Psychological studies have long demonstrated effects of expectations on judgment, whereby the provision of information, either implicitly or explicitly, prior to an experience or decision can exert a substantial influence on the observed behavior. This study extended these expectation effects to the domain of interactive economic decision-making. Prior to playing a commonly-used bargaining task, the Ultimatum Game, participants were primed to expect offers that would be either relatively fair (a roughly equal split of an endowed amount) or unfair (an unequal split, to the participant’s disadvantage). A third group played the Game without receiving any prior information about expected offers. As predicted, these expectations had a large effect on decisions made by participants in the Ultimatum Game, with those with expectations of fairness rejecting significantly more unfair offers than those participants who expected low offers. Implications for models of fairness and equity are discussed.
Markus Quirin • Martin Beckenkamp • Julius Kuhl
Giving or taking: The role of dispositional power and positive affect in profit maximization
Socio-economic decisions are commonly explained by rational cost vs. benefit considerations, whereas person variables have not much been considered. The present study aimed at investigating the degree to which dispositional power motivation and affective states predict socio-economic decisions. The power motive was assessed both indirectly and directly using a TAT-like picture test and a power motive self-report, respectively. After nine months, 62 students completed an affect rating and performed on a money allocation task (Social Values Questionnaire). We hypothesized and confirmed that dispositional power should be associated with a tendency to maximize one’s profit but to care less about another party’s profit.
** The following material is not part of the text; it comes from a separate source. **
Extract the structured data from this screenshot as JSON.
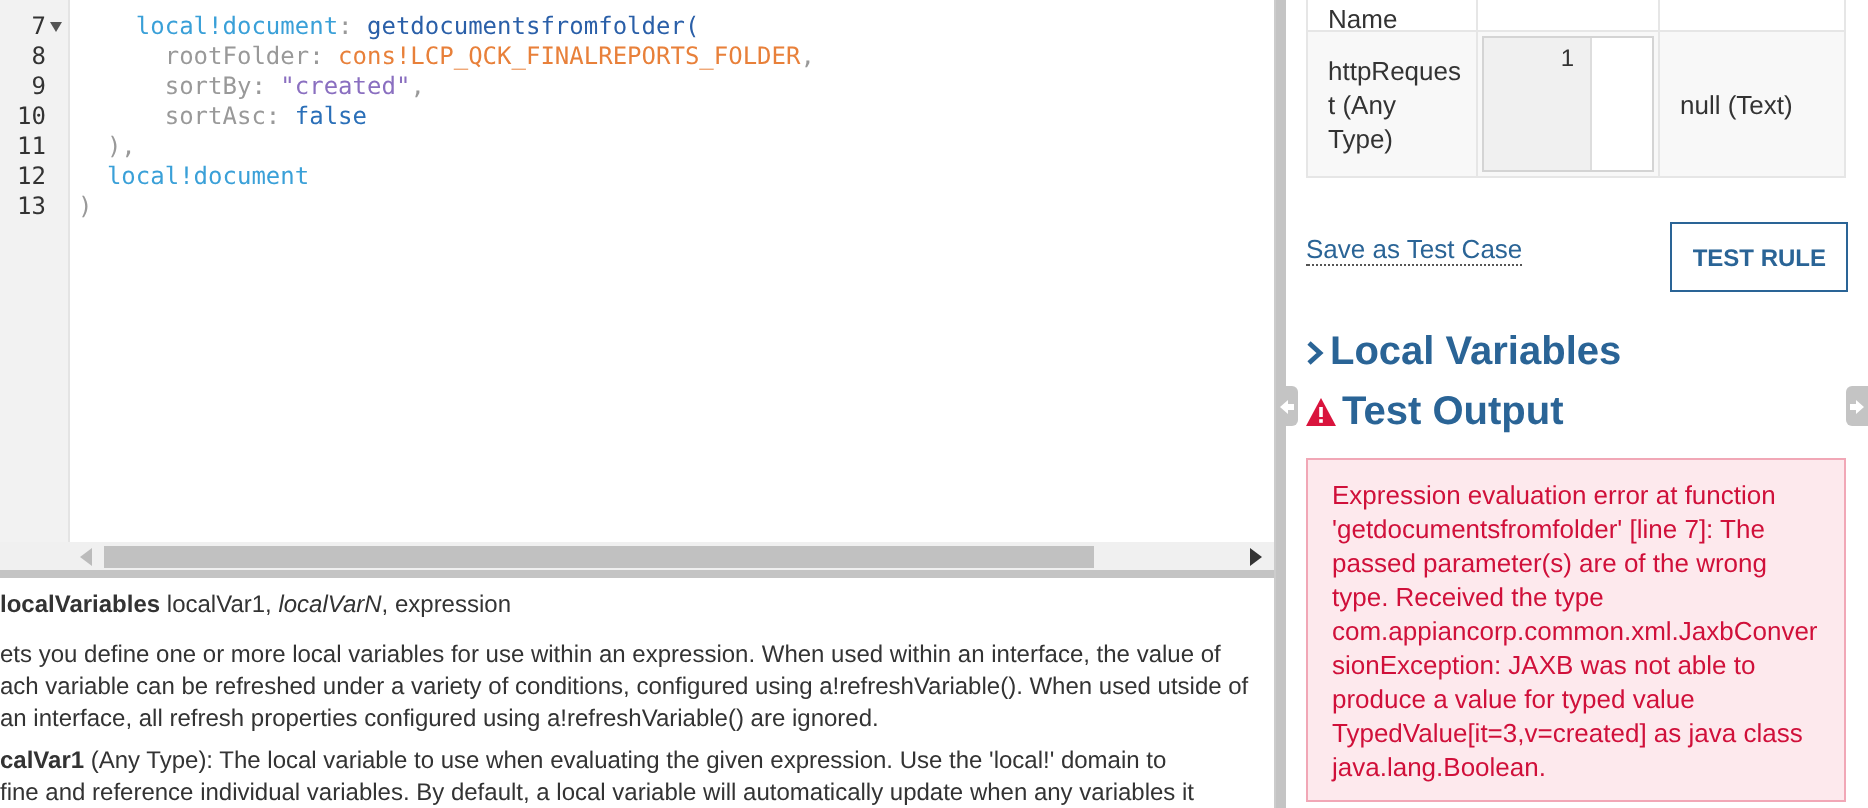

Additionally, positive affect showed effects in the same direction. The results are discussed with respect to a motivational approach explaining socio-economic behaviour.